Collect every line in the records below that contains the word "this".

- - -

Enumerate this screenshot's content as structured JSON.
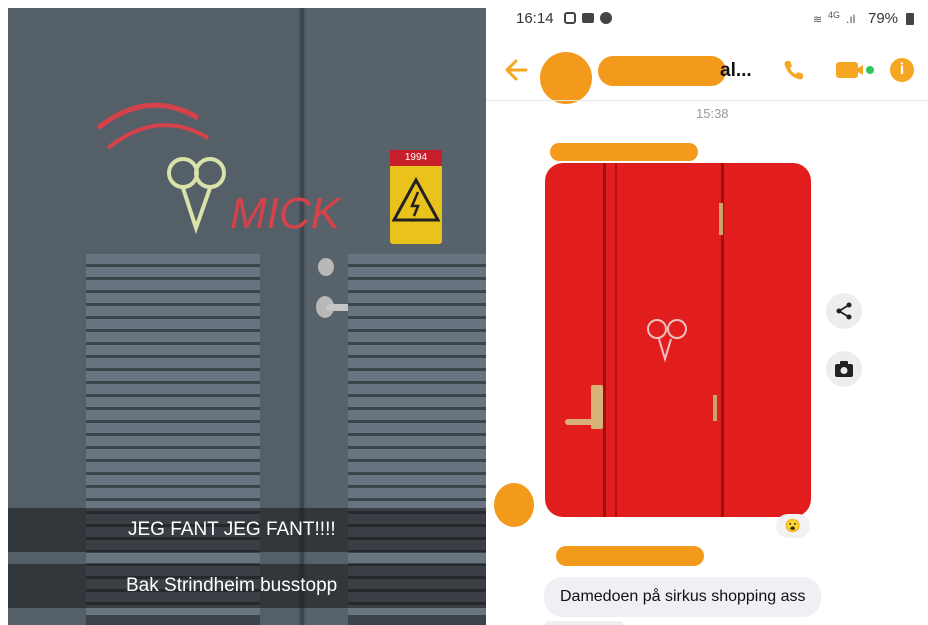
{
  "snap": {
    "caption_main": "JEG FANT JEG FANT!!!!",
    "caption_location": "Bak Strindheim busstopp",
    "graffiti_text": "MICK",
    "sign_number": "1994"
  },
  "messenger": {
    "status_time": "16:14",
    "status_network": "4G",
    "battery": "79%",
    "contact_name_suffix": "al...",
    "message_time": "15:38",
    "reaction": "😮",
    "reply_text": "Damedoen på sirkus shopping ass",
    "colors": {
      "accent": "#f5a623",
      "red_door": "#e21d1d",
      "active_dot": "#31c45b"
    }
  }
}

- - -

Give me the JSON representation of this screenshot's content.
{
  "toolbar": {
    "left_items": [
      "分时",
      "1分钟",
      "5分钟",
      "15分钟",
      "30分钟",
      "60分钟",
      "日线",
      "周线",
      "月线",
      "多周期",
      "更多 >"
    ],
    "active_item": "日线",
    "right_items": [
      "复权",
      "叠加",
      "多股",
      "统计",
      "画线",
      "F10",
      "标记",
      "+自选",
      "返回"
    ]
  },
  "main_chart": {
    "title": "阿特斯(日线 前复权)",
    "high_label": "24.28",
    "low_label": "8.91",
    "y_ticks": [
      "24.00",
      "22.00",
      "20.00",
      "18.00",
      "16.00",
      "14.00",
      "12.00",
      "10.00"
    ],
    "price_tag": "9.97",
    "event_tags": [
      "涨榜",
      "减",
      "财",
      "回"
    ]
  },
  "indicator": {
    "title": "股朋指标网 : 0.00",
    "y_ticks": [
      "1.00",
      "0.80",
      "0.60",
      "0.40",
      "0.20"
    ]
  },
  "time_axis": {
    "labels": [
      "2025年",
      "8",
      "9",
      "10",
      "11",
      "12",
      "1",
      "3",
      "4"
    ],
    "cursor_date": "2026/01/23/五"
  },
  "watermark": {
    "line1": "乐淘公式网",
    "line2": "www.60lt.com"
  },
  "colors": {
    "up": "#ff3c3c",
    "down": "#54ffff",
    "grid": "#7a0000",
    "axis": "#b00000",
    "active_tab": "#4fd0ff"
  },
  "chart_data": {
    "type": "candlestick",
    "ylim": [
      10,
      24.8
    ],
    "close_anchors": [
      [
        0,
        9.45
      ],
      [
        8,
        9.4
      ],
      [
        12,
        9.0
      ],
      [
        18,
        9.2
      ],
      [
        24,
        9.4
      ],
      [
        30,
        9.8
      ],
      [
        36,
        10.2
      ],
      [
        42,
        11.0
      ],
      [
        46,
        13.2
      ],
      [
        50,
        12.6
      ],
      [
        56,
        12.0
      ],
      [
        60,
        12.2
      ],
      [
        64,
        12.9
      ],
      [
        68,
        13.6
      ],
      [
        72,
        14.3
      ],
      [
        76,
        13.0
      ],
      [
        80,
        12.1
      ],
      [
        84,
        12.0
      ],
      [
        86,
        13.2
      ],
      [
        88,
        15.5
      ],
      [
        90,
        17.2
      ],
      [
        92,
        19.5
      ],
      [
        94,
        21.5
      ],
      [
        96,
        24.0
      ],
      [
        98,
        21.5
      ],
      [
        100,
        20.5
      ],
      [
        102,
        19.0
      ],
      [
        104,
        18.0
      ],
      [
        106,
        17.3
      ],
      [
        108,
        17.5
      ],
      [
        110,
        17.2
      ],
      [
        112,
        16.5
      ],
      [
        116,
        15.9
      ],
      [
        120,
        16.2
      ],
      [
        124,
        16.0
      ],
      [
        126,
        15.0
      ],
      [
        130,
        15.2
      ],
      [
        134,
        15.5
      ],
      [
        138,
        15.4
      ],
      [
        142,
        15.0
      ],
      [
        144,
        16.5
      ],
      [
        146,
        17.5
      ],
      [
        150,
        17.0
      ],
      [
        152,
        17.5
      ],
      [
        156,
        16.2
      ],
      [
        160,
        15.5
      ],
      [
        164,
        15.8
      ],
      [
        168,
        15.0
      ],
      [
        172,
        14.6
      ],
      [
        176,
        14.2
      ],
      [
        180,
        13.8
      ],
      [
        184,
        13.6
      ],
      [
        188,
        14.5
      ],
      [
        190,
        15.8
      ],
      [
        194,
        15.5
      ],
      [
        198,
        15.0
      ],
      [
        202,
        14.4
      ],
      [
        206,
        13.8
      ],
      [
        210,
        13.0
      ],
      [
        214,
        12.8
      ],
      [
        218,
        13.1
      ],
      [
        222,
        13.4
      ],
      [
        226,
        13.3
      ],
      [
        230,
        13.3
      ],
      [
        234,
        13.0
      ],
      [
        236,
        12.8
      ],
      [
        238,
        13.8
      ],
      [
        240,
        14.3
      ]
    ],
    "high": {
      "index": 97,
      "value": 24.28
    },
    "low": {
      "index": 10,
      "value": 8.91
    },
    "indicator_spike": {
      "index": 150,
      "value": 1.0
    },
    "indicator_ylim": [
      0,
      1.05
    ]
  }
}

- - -

• Response below:
Enumerate this screenshot's content as structured JSON.
Give me the JSON representation of this screenshot's content.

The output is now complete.